INGS 313 "Foreigners" of the Middle East (4)
With a focus on the Arab Middle East, Turkey, and Iran during the late Ottoman and colonial eras, this course asks questions about belonging. In particular, it looks at the relationships between national, ethnic, religious, racial, gender and/or socio-economic affiliations in creating and concretizing "foreignness" and minorities. This course considers what categorized a community or persons as "foreign", when and how these categories changed, and how "foreign" communities and individuals influenced the changing political, economic, and cultural landscape of the Middle East.
INGS 314 The History of Current Events in the Middle East (4)
This course uses current events in the Middle East as a framework through which to think about global history and its impact on the present day. This course focuses on the news through both an international and an American lens alongside historical questions and scholarship that illuminate present-day events. Course goals include a mastery of key global issues in the Middle East as well as the tools to interact with newsmakers and policy makers through interrogation and discussion of the interconnected world around us.
INGS 316 Global Migration and Border Crises (4)
An examination of the ways in which global migrations are represented as crises and of the spatial significance of borders. Focusing on three representative spaces—the United States-Mexico border, the Mediterranean-European Union border, and the Balkans-European Union border—the course considers theories of and journalistic discourse on migration as well as aesthetic representations of migration in literature, art, and film.
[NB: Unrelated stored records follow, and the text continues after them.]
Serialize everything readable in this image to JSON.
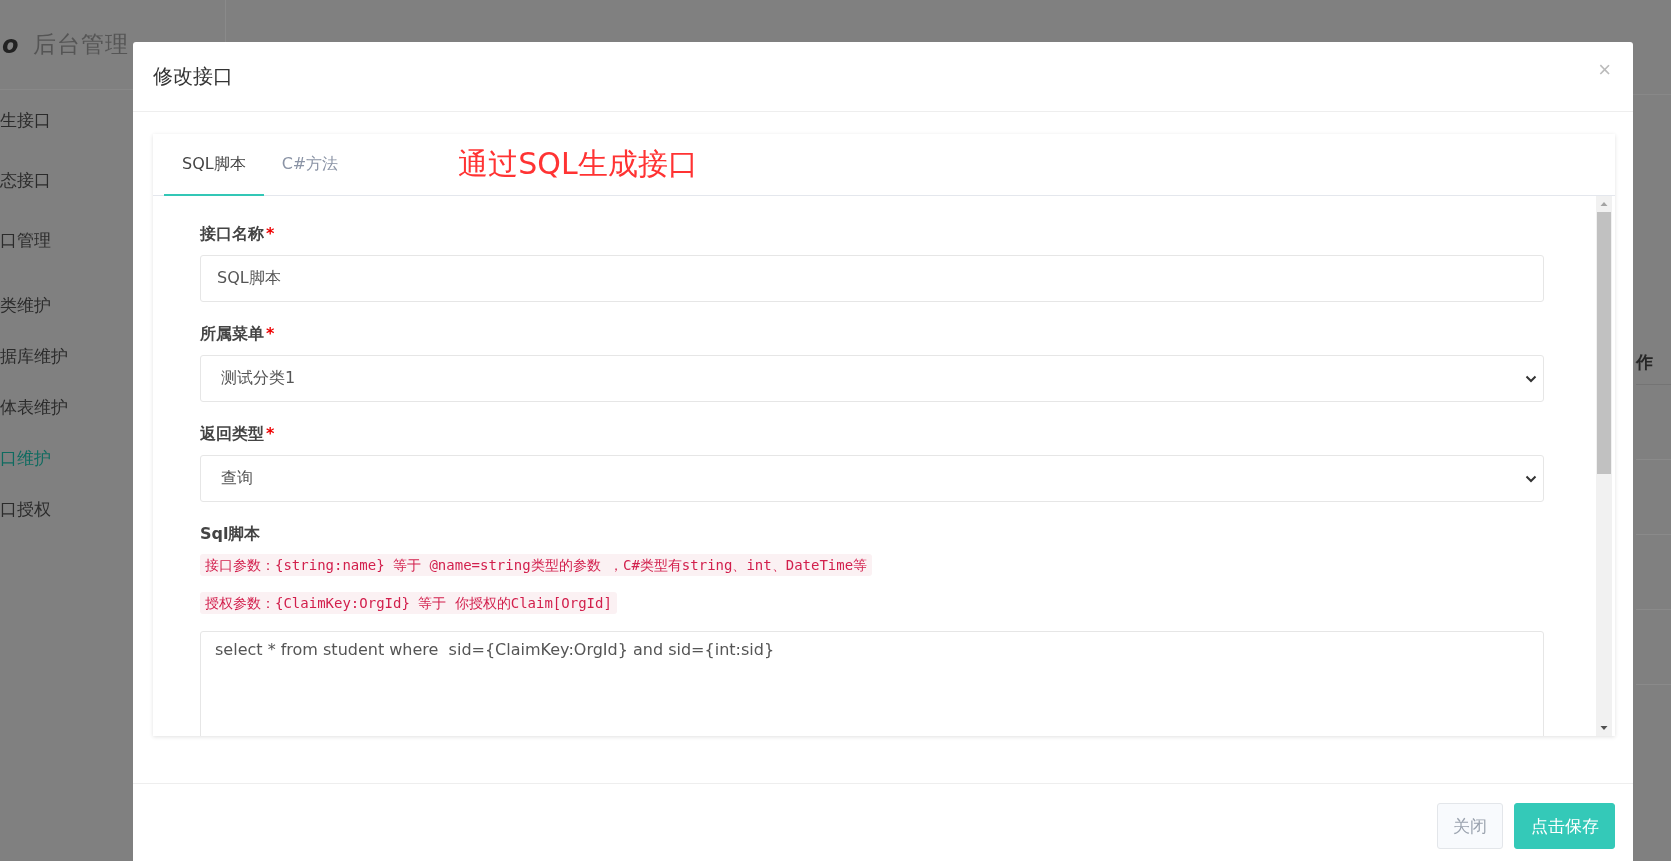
{
  "background": {
    "brand_mark": "o",
    "brand": "后台管理",
    "sidebar": [
      {
        "label": "生接口",
        "selected": false
      },
      {
        "label": "态接口",
        "selected": false
      },
      {
        "label": "口管理",
        "selected": false,
        "children": [
          {
            "label": "类维护",
            "selected": false
          },
          {
            "label": "据库维护",
            "selected": false
          },
          {
            "label": "体表维护",
            "selected": false
          },
          {
            "label": "口维护",
            "selected": true
          },
          {
            "label": "口授权",
            "selected": false
          }
        ]
      }
    ],
    "table_header": "作"
  },
  "dialog": {
    "title": "修改接口",
    "close": "×",
    "tabs": [
      {
        "label": "SQL脚本",
        "selected": true
      },
      {
        "label": "C#方法",
        "selected": false
      }
    ],
    "annotation": "通过SQL生成接口",
    "fields": [
      {
        "kind": "input",
        "label": "接口名称",
        "required_mark": "*",
        "value": "SQL脚本"
      },
      {
        "kind": "select",
        "label": "所属菜单",
        "required_mark": "*",
        "value": "测试分类1"
      },
      {
        "kind": "select",
        "label": "返回类型",
        "required_mark": "*",
        "value": "查询"
      },
      {
        "kind": "textarea",
        "label": "Sql脚本",
        "hints": [
          "接口参数：{string:name} 等于 @name=string类型的参数 ，C#类型有string、int、DateTime等",
          "授权参数：{ClaimKey:OrgId} 等于 你授权的Claim[OrgId]"
        ],
        "value": "select * from student where  sid={ClaimKey:OrgId} and sid={int:sid}"
      }
    ],
    "buttons": [
      {
        "label": "关闭",
        "kind": "secondary"
      },
      {
        "label": "点击保存",
        "kind": "primary"
      }
    ]
  }
}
INGS 400 Senior Seminar (4)
An interdisciplinary seminar required of all seniors in international and global studies. Shared readings on key topics and concepts in globalization are discussed in relation to students' geographic concentration and abroad experiences. Additionally, each student produces and presents a major research paper related to the student's course work as well as abroad experience and language study. This seminar is normally offered in the fall, in part to reintegrate majors who were abroad in the spring or summer as well as to draw best on the abroad experience while still fresh. This course also serves as the writing intensive credit within the major. Open only to seniors pursuing majors in international and global studies.
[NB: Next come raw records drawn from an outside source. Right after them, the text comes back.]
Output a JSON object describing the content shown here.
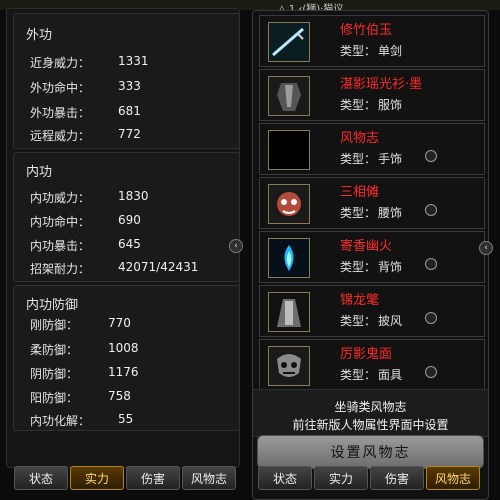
{
  "left": {
    "outer": {
      "title": "外功",
      "stats": [
        {
          "label": "近身威力：",
          "value": "1331"
        },
        {
          "label": "外功命中：",
          "value": "333"
        },
        {
          "label": "外功暴击：",
          "value": "681"
        },
        {
          "label": "远程威力：",
          "value": "772"
        }
      ]
    },
    "inner": {
      "title": "内功",
      "stats": [
        {
          "label": "内功威力：",
          "value": "1830"
        },
        {
          "label": "内功命中：",
          "value": "690"
        },
        {
          "label": "内功暴击：",
          "value": "645"
        },
        {
          "label": "招架耐力：",
          "value": "42071/42431"
        }
      ]
    },
    "defense": {
      "title": "内功防御",
      "stats": [
        {
          "label": "刚防御：",
          "value": "770"
        },
        {
          "label": "柔防御：",
          "value": "1008"
        },
        {
          "label": "阴防御：",
          "value": "1176"
        },
        {
          "label": "阳防御：",
          "value": "758"
        },
        {
          "label": "内功化解：",
          "value": "55"
        }
      ]
    },
    "tabs": [
      "状态",
      "实力",
      "伤害",
      "风物志"
    ],
    "active_tab": "实力"
  },
  "right": {
    "header": "△ 1 ‹(狮)·猫议",
    "items": [
      {
        "name": "修竹伯玉",
        "type_label": "类型：",
        "type_value": "单剑",
        "radio": false,
        "icon": "sword-icon"
      },
      {
        "name": "湛影瑶光衫·墨",
        "type_label": "类型：",
        "type_value": "服饰",
        "radio": false,
        "icon": "armor-icon"
      },
      {
        "name": "风物志",
        "type_label": "类型：",
        "type_value": "手饰",
        "radio": true,
        "icon": "empty-icon"
      },
      {
        "name": "三相傩",
        "type_label": "类型：",
        "type_value": "腰饰",
        "radio": true,
        "icon": "mask-icon"
      },
      {
        "name": "寄香幽火",
        "type_label": "类型：",
        "type_value": "背饰",
        "radio": true,
        "icon": "flame-icon"
      },
      {
        "name": "锦龙氅",
        "type_label": "类型：",
        "type_value": "披风",
        "radio": true,
        "icon": "cape-icon"
      },
      {
        "name": "厉影鬼面",
        "type_label": "类型：",
        "type_value": "面具",
        "radio": true,
        "icon": "demon-mask-icon"
      }
    ],
    "info_line1": "坐骑类风物志",
    "info_line2": "前往新版人物属性界面中设置",
    "setup_button": "设置风物志",
    "tabs": [
      "状态",
      "实力",
      "伤害",
      "风物志"
    ],
    "active_tab": "风物志"
  }
}
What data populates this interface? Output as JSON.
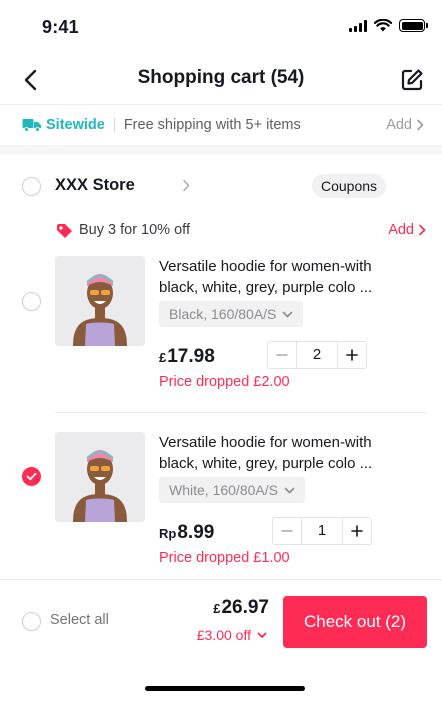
{
  "status_bar": {
    "time": "9:41"
  },
  "header": {
    "title": "Shopping cart (54)"
  },
  "shipping_banner": {
    "label": "Sitewide",
    "text": "Free shipping with 5+ items",
    "action": "Add"
  },
  "store": {
    "name": "XXX Store",
    "coupons_label": "Coupons",
    "promo_text": "Buy 3 for 10% off",
    "promo_action": "Add"
  },
  "items": [
    {
      "title": "Versatile hoodie for women-with black, white, grey, purple colo ...",
      "variant": "Black, 160/80A/S",
      "currency": "£",
      "price": "17.98",
      "quantity": "2",
      "price_drop": "Price dropped £2.00",
      "selected": false
    },
    {
      "title": "Versatile hoodie for women-with black, white, grey, purple colo ...",
      "variant": "White, 160/80A/S",
      "currency": "Rp",
      "price": "8.99",
      "quantity": "1",
      "price_drop": "Price dropped £1.00",
      "selected": true
    }
  ],
  "footer": {
    "select_all_label": "Select all",
    "total_currency": "£",
    "total_amount": "26.97",
    "discount": "£3.00 off",
    "checkout_label": "Check out (2)"
  },
  "colors": {
    "accent": "#fe2c55",
    "sitewide": "#20b8ba",
    "text": "#161823",
    "muted": "#8a8b91"
  }
}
INGS 405 Honors Thesis (4)
An independently-configured course that students undertake for the purpose of writing an Honors Thesis with direction from an honors advisor and further advice from a second reader. Requires also a public presentation of the thesis. Prerequisite: Professor consent and prerequisite override required.
INGS 406 From Berlin to Addis Ababa: Africa and International Summitry (4)
This course explores the significance of international summitry for Africa, from the Berlin Conference of 1884/85 to the 1963 founding conference of the Organization of African Unity in Addis Ababa. The course brings into conversation different traditions and moments in this long history of summitry. The course examines the origins, activities, key actors, and afterlives of these summits. The summits will also be focal points for examining how their attendant international movements and themes have shaped the evolution of international society and global politics.
INGS 444 Independent Study (2 or 4)
An independent study offered in the international and global studies program may not be counted toward the major. May be repeated for credit. Open only to students pursuing majors in international and global studies. Prerequisite: Professor consent and prerequisite override required.